Back in England, I lived on a big steel barge in the heart of one of the largest cities in the country.
She was moored in the old dock where the vegetable market used to be. At weekends, if the weather was calm, I would take her out for a run down the canal for a picnic to see the countryside roll slowly by.
The inland waterways of northern England are often hidden from view as they wander through fields and woodland and the industrial areas of towns and cities. Because of this, the industrial buildings, bridges and walls are perfect canvasses for young graffiti artists to vent their creativity when no one is around.
As in many UK cities, our council has set aside some walls in the city center for graffiti artists to use as they wish. The hope is that artists will use these walls to experiment with their work rather than on privately-owned facades. These public spaces also give people the chance to watch artists at work and to learn about their tags and messages.
Of course, the public walls don’t completely satisfy the artists’ need to produce clandestine creations and to tag concrete walls to say, “I was here.” The quiet concrete canvasses of the canalside buildings are the perfect location for these adventures. So I would look forward to seeing the latest creations under the motorway bridges, inside derelict factories and on lonely walls.
When I came to Vietnam, I never thought I would miss all this urban art, but actually, when I spotted my first piece of tagging in District 1, I felt a kind of relief. Somehow, I felt reassured that young artists are indeed active and practising even in this distant, tropical, urban landscape.
Vietnam has a proud tradition of street art. The government used to commission artists to design and paint huge messages to promote healthy living, career or personal development along with a few inspirational or heroic words to the masses. Since the beginning of time, man has been communicating the greatness of kings, victories in battle, the teachings of prophets and gurus and other historical events and stories through visual arts. The great murals at Angkor Wat in Cambodia, and the paintings in the great pyramids of Giza in Egypt are superb examples of this.
So what are the modern-day graffiti artists saying? It’s not certain they are saying anything in particular. Their work is like that of most other artists; they do it because they love it and the style of work varies from artist to artist like any other genre. Picasso once said that “an artist is a child who managed to survive into adulthood,” and graffiti artists generally have a stronger sense of play and enjoy using more fantasy and imaginary characters than ‘traditional’ artists – that’s for sure.

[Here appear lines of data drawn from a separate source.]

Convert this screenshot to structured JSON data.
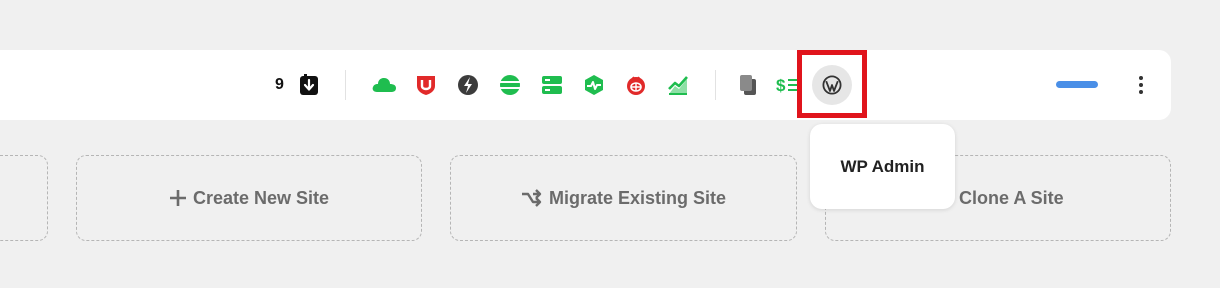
{
  "toolbar": {
    "download_count": "9",
    "icons": [
      "download-icon",
      "cloud-icon",
      "shield-icon",
      "bolt-icon",
      "globe-icon",
      "server-icon",
      "pulse-icon",
      "bug-icon",
      "chart-icon",
      "copy-icon",
      "dollar-list-icon",
      "wordpress-icon",
      "more-icon"
    ],
    "brand_color": "#1fbd4f",
    "highlight_color": "#e0141c",
    "accent_color": "#4a8fe7"
  },
  "tooltip": {
    "text": "WP Admin"
  },
  "actions": {
    "create_new_site": "Create New Site",
    "migrate_existing_site": "Migrate Existing Site",
    "clone_a_site": "Clone A Site"
  }
}
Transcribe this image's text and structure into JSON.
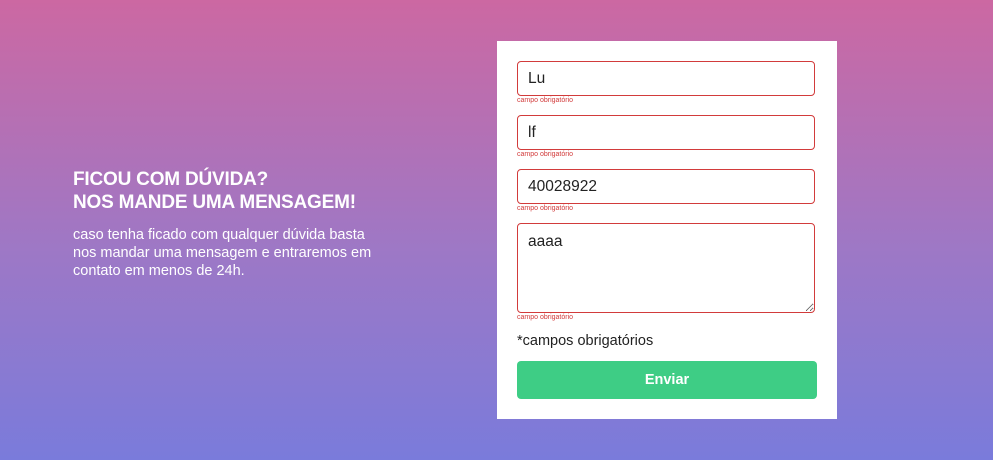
{
  "intro": {
    "heading_line1": "FICOU COM DÚVIDA?",
    "heading_line2": "NOS MANDE UMA MENSAGEM!",
    "description": "caso tenha ficado com qualquer dúvida basta nos mandar uma mensagem e entraremos em contato em menos de 24h."
  },
  "form": {
    "fields": [
      {
        "value": "Lu",
        "error": "campo obrigatório"
      },
      {
        "value": "lf",
        "error": "campo obrigatório"
      },
      {
        "value": "40028922",
        "error": "campo obrigatório"
      },
      {
        "value": "aaaa",
        "error": "campo obrigatório"
      }
    ],
    "required_note": "*campos obrigatórios",
    "submit_label": "Enviar"
  },
  "colors": {
    "error": "#d23b3b",
    "submit": "#3ecd85"
  }
}
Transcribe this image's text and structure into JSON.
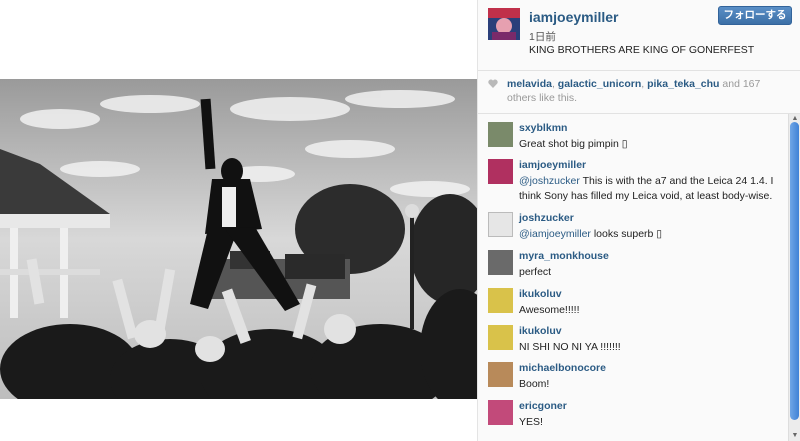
{
  "post": {
    "username": "iamjoeymiller",
    "time": "1日前",
    "caption": "KING BROTHERS ARE KING OF GONERFEST",
    "follow_label": "フォローする"
  },
  "likes": {
    "users": [
      "melavida",
      "galactic_unicorn",
      "pika_teka_chu"
    ],
    "and_text": " and ",
    "count_text": "167",
    "suffix": " others like this."
  },
  "comments": [
    {
      "user": "sxyblkmn",
      "text": "Great shot big pimpin ▯",
      "avatar_color": "#7a8a6a"
    },
    {
      "user": "iamjoeymiller",
      "mention": "@joshzucker",
      "text": " This is with the a7 and the Leica 24 1.4. I think Sony has filled my Leica void, at least body-wise.",
      "avatar_color": "#b03060"
    },
    {
      "user": "joshzucker",
      "mention": "@iamjoeymiller",
      "text": " looks superb ▯",
      "avatar_color": "#e6e6e6"
    },
    {
      "user": "myra_monkhouse",
      "text": "perfect",
      "avatar_color": "#6a6a6a"
    },
    {
      "user": "ikukoluv",
      "text": "Awesome!!!!!",
      "avatar_color": "#d9c24a"
    },
    {
      "user": "ikukoluv",
      "text": "NI SHI NO NI YA !!!!!!!",
      "avatar_color": "#d9c24a"
    },
    {
      "user": "michaelbonocore",
      "text": "Boom!",
      "avatar_color": "#b88a5a"
    },
    {
      "user": "ericgoner",
      "text": "YES!",
      "avatar_color": "#c24a7a"
    }
  ],
  "icons": {
    "heart": "heart-icon",
    "scroll_up": "▲",
    "scroll_down": "▼"
  },
  "colors": {
    "link": "#2b5b84",
    "button": "#3c6fa6",
    "scroll_thumb": "#3f82d6"
  }
}
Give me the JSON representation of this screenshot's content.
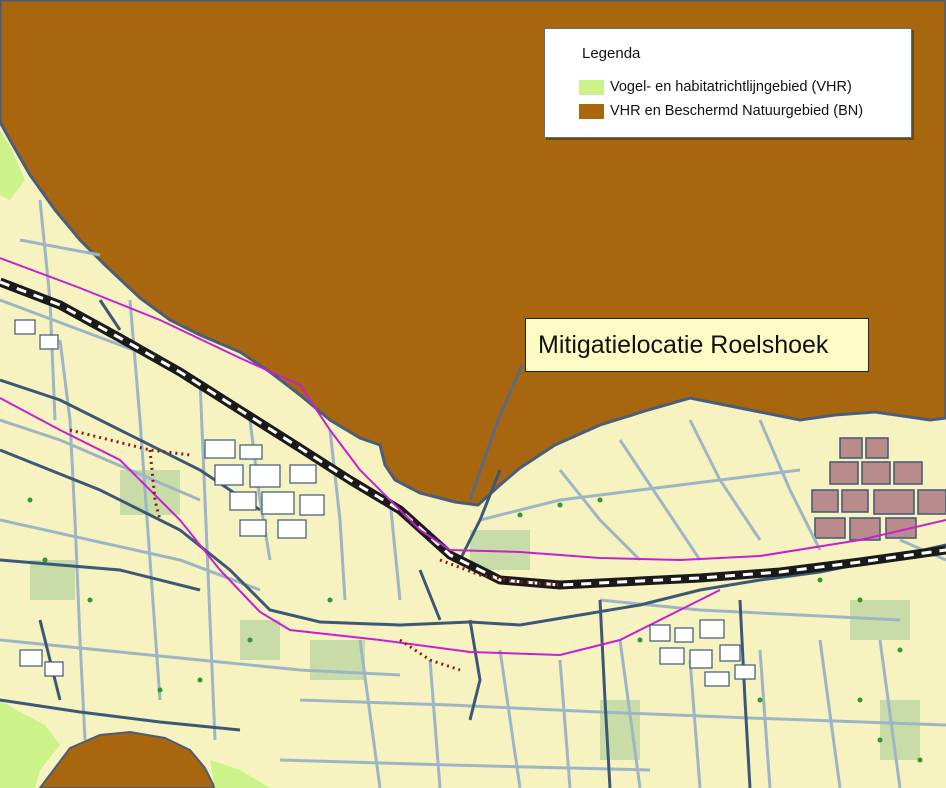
{
  "legend": {
    "title": "Legenda",
    "items": [
      {
        "label": "Vogel- en habitatrichtlijngebied (VHR)",
        "color": "#ccf28a"
      },
      {
        "label": "VHR en Beschermd Natuurgebied (BN)",
        "color": "#a8670f"
      }
    ]
  },
  "callout": {
    "label": "Mitigatielocatie Roelshoek"
  },
  "colors": {
    "water_protected": "#a8670f",
    "land": "#f7f3c0",
    "vhr_green": "#ccf28a",
    "meadow": "#c8dca8",
    "ditch": "#9db6c6",
    "road": "#3d5877",
    "railway": "#1a1a1a",
    "route_line": "#c81fd1",
    "industry": "#b98b8b",
    "trees": "#2e9a2e"
  }
}
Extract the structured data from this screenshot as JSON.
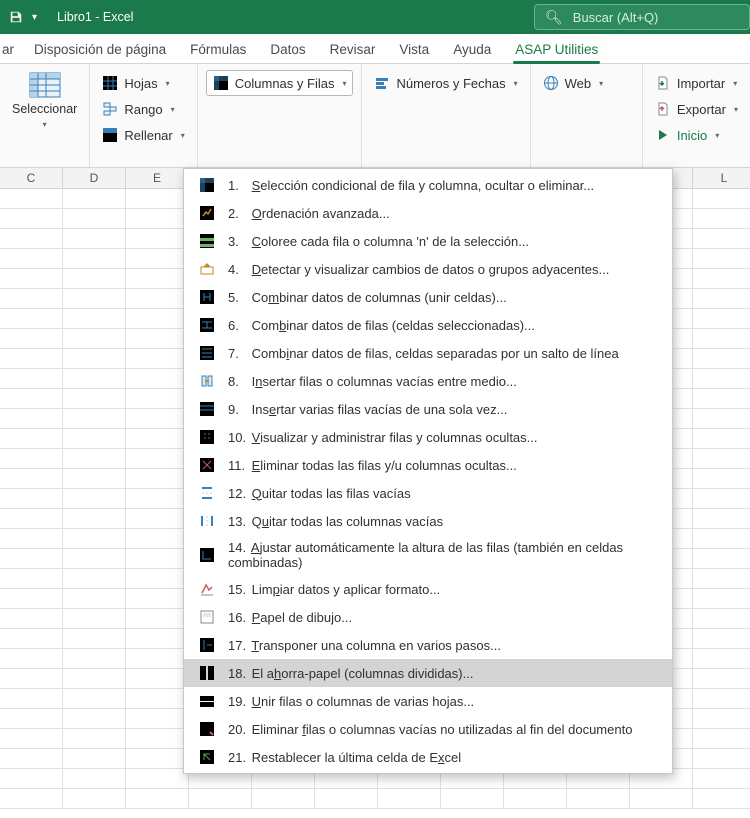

For my part, I would always support the arrival of more color in our urban landscapes and generally find most graffiti more acceptable that some modern, commercial advertising hoardings which are responsible for most of the visual pollution in our neighborhoods and highways.
Graffiti brings a human touch to neglected walls and surely the works are no more offensive or intrusive than all those stencilled telephone numbers we have come to find so endearing.